The election of Donald Trump has ensured that 2017 will be an eventful one in the area of employee benefits.
Even if massive changes to the Affordable Care Act and other health care regulations are kicked down the road a bit, it seems that the new administration wants to hold true to its promise to repeal Obamacare. The much harder task is replacing it, and the health care industry is sending up red flags to warn Republicans that sudden repeal without a carefully thought-out replacement could be extremely disruptive to insurers, providers, and employers.
Experts studying the tea leaves say it’s probable that most employers won’t see big changes in 2017, but warn that they will need to work closely with their brokers and carriers to stay informed and plan for changes in the future. It could take several years to phase in a new approach but it seems very likely that change is coming, and everyone is likely to be affected.
Repeal and Replace - With What?
With both branches of Congress and the White House controlled by Republicans, the Trump Administration is well-positioned to make good on its promise to repeal the ACA. However, experts in the benefits world seem united in the opinion that changes will be phased in slowly, to give the business community time to adjust.

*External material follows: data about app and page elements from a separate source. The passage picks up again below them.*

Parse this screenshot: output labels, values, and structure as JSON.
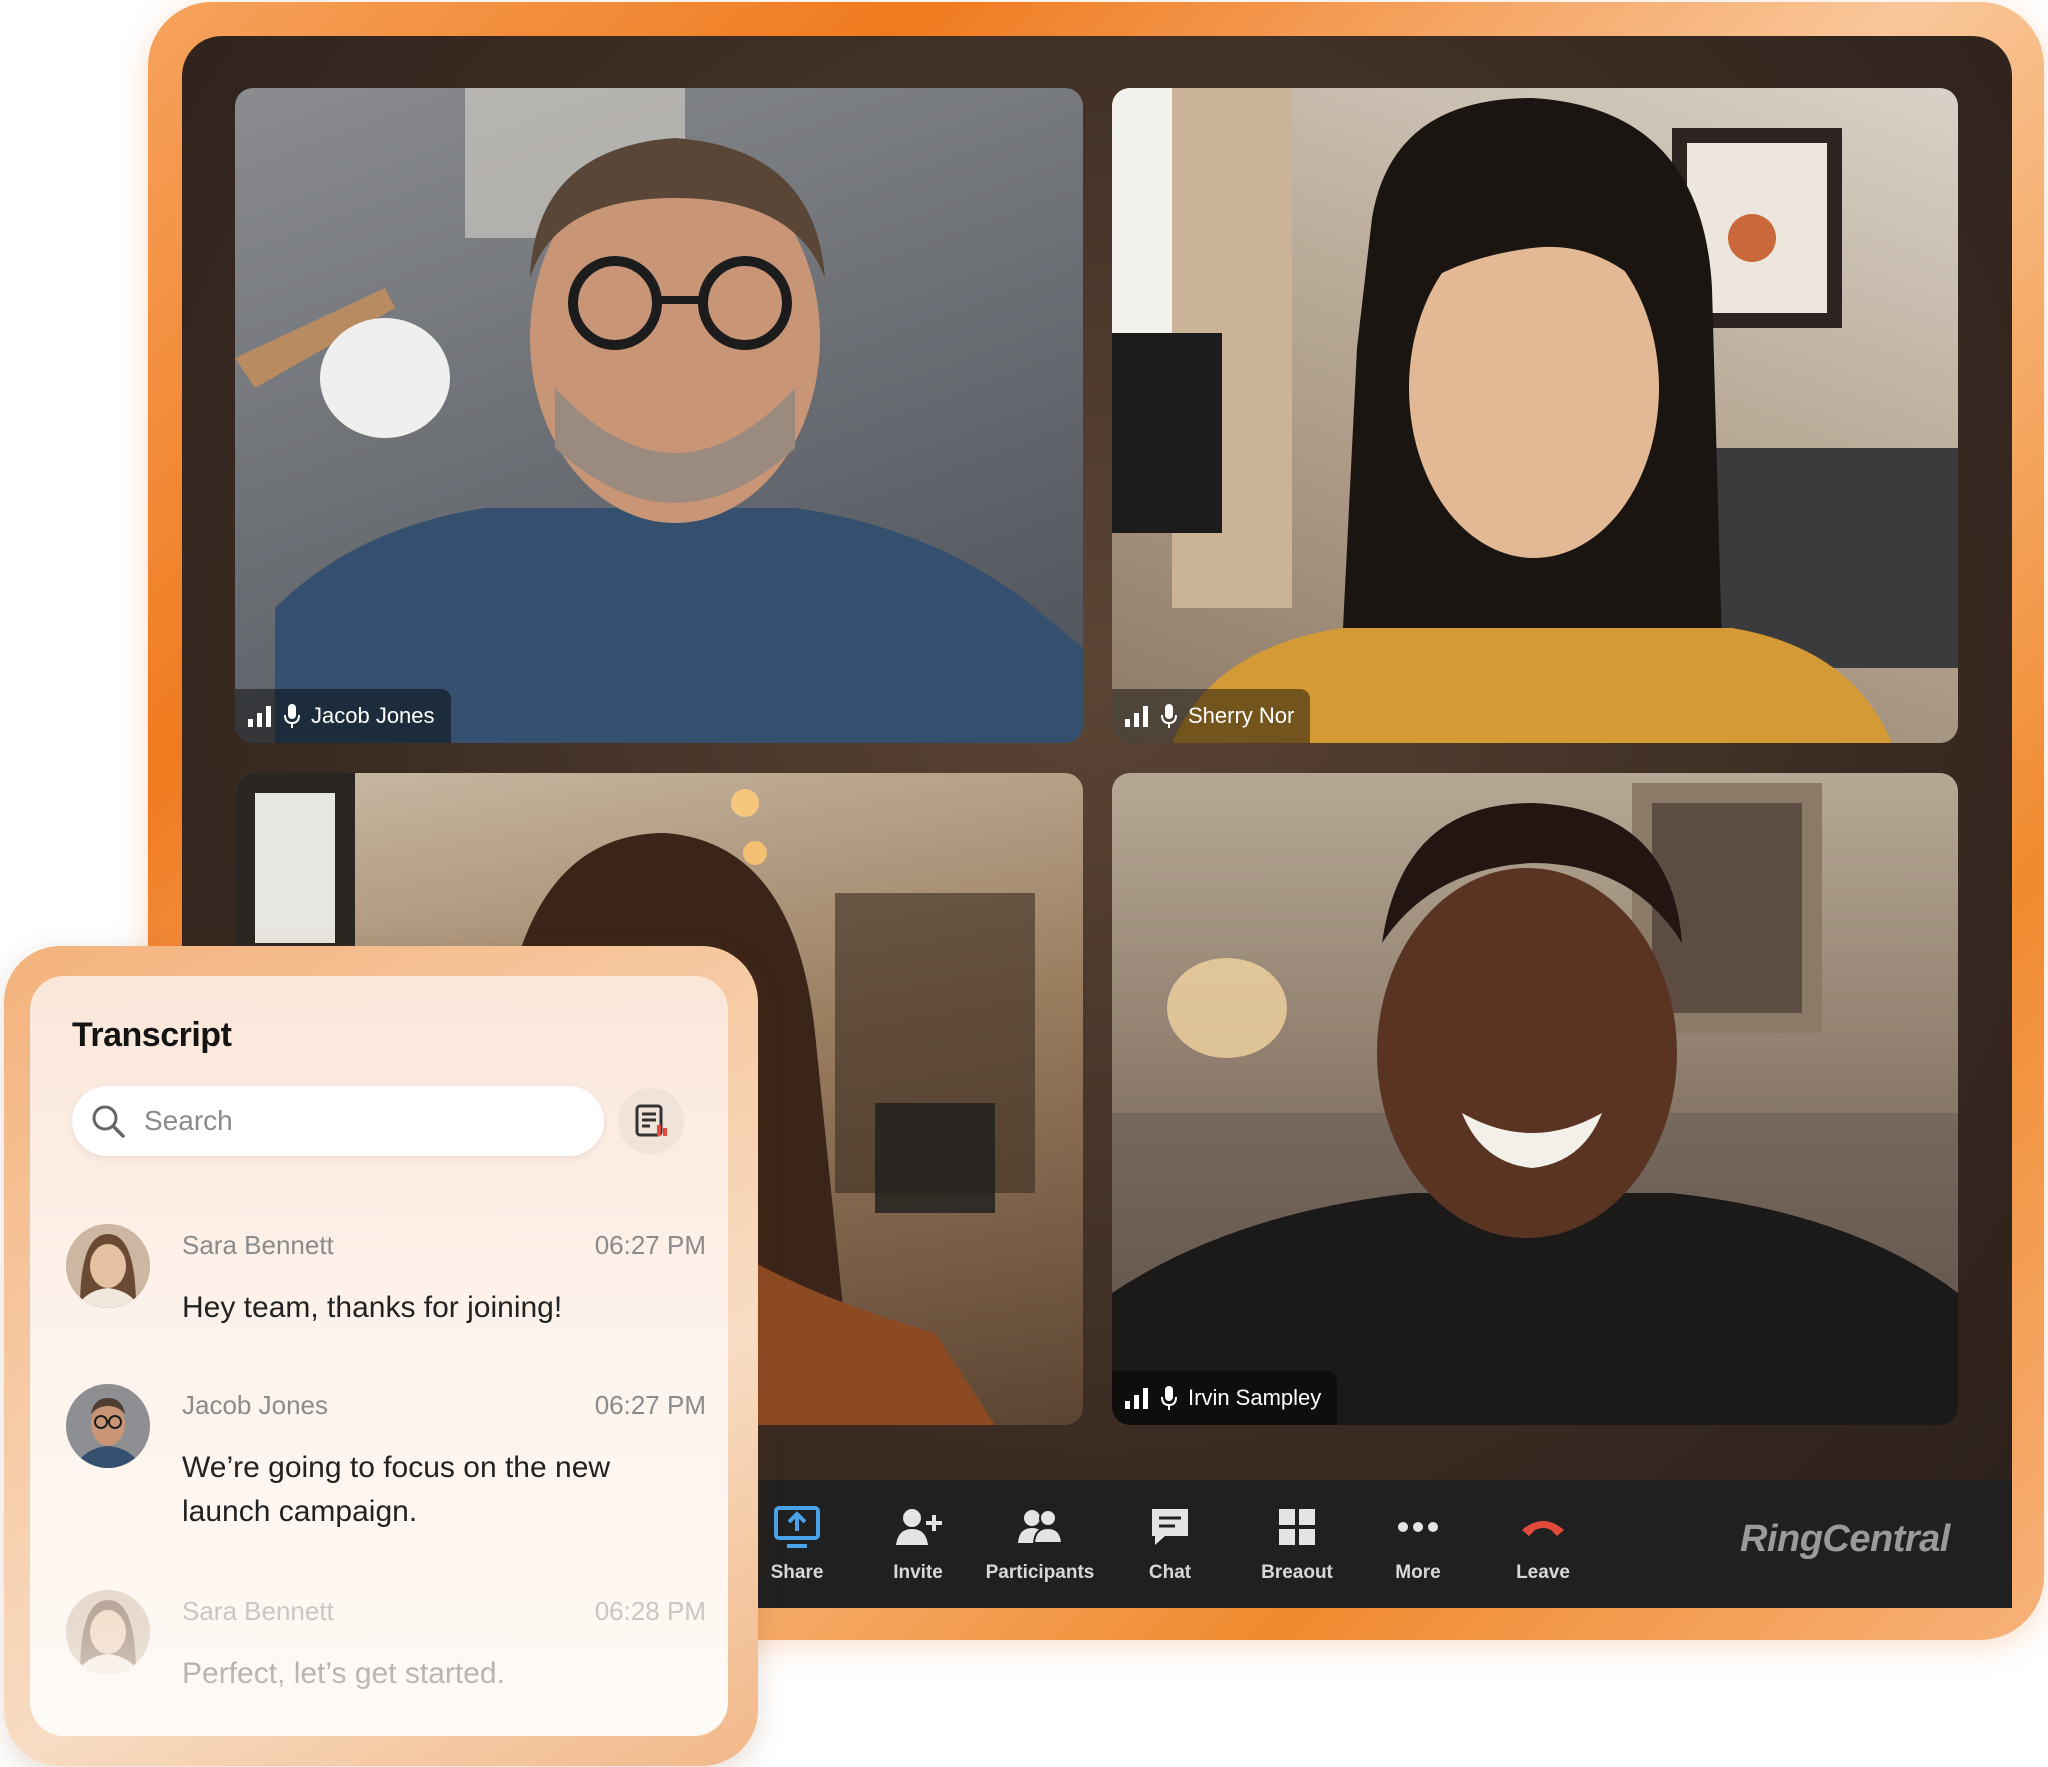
{
  "participants": [
    {
      "name": "Jacob Jones"
    },
    {
      "name": "Sherry Nor"
    },
    {
      "name": ""
    },
    {
      "name": "Irvin Sampley"
    }
  ],
  "toolbar": {
    "items": [
      {
        "label": "Share",
        "icon": "share-screen-icon"
      },
      {
        "label": "Invite",
        "icon": "add-person-icon"
      },
      {
        "label": "Participants",
        "icon": "participants-icon"
      },
      {
        "label": "Chat",
        "icon": "chat-icon"
      },
      {
        "label": "Breaout",
        "icon": "breakout-grid-icon"
      },
      {
        "label": "More",
        "icon": "more-dots-icon"
      },
      {
        "label": "Leave",
        "icon": "hang-up-icon"
      }
    ],
    "brand": "RingCentral",
    "colors": {
      "share_active": "#4aa3e8",
      "leave": "#e24a3b",
      "bar": "#202020"
    }
  },
  "transcript": {
    "title": "Transcript",
    "search_placeholder": "Search",
    "messages": [
      {
        "sender": "Sara Bennett",
        "time": "06:27 PM",
        "text": "Hey team, thanks for joining!"
      },
      {
        "sender": "Jacob Jones",
        "time": "06:27 PM",
        "text": "We’re going to focus on the new launch campaign."
      },
      {
        "sender": "Sara Bennett",
        "time": "06:28 PM",
        "text": "Perfect, let’s get started."
      }
    ]
  },
  "colors": {
    "frame_accent": "#f07a1f",
    "window_bg": "#3a2b22"
  }
}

Two of the things most likely to change—the online marketplace (the ACA exchanges) and the individual mandate—are ACA components that most employers don’t deal with. The employer mandate—the part of the law that requires employers to provide health insurance benefits—is more likely to hang around in some form. Whatever form the changes end up taking, it’s important for businesses to continue to comply with the law and to plan on compliance for the foreseeable future.
It’s possible that ACA repeal and tax reform could be joined in some sort of package deal under the new Congress. Rep. Tom Price, the nominee for Secretary of Health and Human Services, has previously supported changing the employer tax exemption for health benefits. If there is a big tax overhaul, changes to the employer tax exemption could be part of the overall deal, so, for example, giving less of a tax break for providing insurance might be coupled with lower corporate taxes. Reducing the tax exemption would directly affect employers and enrollees, and likely make health insurance more expensive for both. It’s definitely an area to keep an eye on in 2017.
The ACA’s Cadillac tax, a tax on high-benefit health plans offered by some employers, is also likely to be scrapped. It was always politically unpopular and had been delayed by the Obama Administration.
Will Trump Push for Paid Maternal Leave?
During the campaign, Donald Trump supported the concept of paid maternal leave, something that the United States does not mandate as a federal policy.
There could be bipartisan support for legislation in this area. Democrats have pushed for paid family leave in the past. The Trump proposal is more limited than some proposals, but still would be a major step for the U.S.
Or, if the Trump Administration decides not to move quickly on the issue, we could see continued efforts by local governments and/or big employers to expand benefits in this area. City and state governments in California, New Jersey, and Minnesota, among others, have passed both paternal leave and sick leave laws. This trend toward expanded benefits is likely to continue, and some believe the federal government may continue to leave it up to employers and the states to set policy in this area.
This, of course, can cause problems for employers with sites in multiple states, as they struggle to comply with different standards. It’s important to have good sources of information on these types of laws—which are changing all the time—and leading employee benefits brokers can be invaluable in keeping companies up to speed on this and other issues.
Other Items to Watch in 2017
One thing that will continue to plague employers, ACA repeal or not, is the high cost of health care. Expect to see continued innovation and refinement of plans as employers seek solutions to these rising costs.
Businesses will continue to switch to high-deductible HSA plans—especially as Washington is likely to be more friendly to the HSA model, since it is favored by Republican policy-makers. Regulations around HRAs and HSAs alike are likely to change to favor greater flexibility, so keeping up-to-date on those developments will be helpful.
Prescription drug costs, in particular specialty drugs, have come under increasing scrutiny in recent months. The dramatic rise in the cost of EpiPens is a story that caught a lot of attention in 2016, and employers and policymakers alike will continue to watch pharmacy benefit costs closely this year. Many employers are working with brokers on supplemental and voluntary benefit offerings, which can help customize benefits to best fit employees’ needs. Voluntary benefits, such as accident insurance and critical illness insurance, will appeal to many employees. And supplemental benefits, which can include telemedicine or patient advocacy services, are also growing in the industry. Telemedicine and onsite clinics will continue to be appealing to employers because they fit the needs of employees and reduce absenteeism.
Finally, technology will continue to offer new approaches and opportunities for employee benefits. Watch for more and more online benefit services to become available, especially for smart phones and other portable devices. Not all employees regularly use a computer, but the number of Americans using smart phones, iPads, or similar devices is quite high. Bringing services to platforms that people use will be a priority for many benefit providers.
The most reasonable forecast for 2017 is that there will be plenty of debate, controversy, and big decisions being made. Employers don’t need to get caught up in every detail, but they do need a trusted resource to tell them how the changes will impact their business. The best health and benefits agents and brokers can help guide businesses through the upcoming changes—after all, they were there for the ACA reforms. They will be there again for employers as a new administration lays out its vision for the future.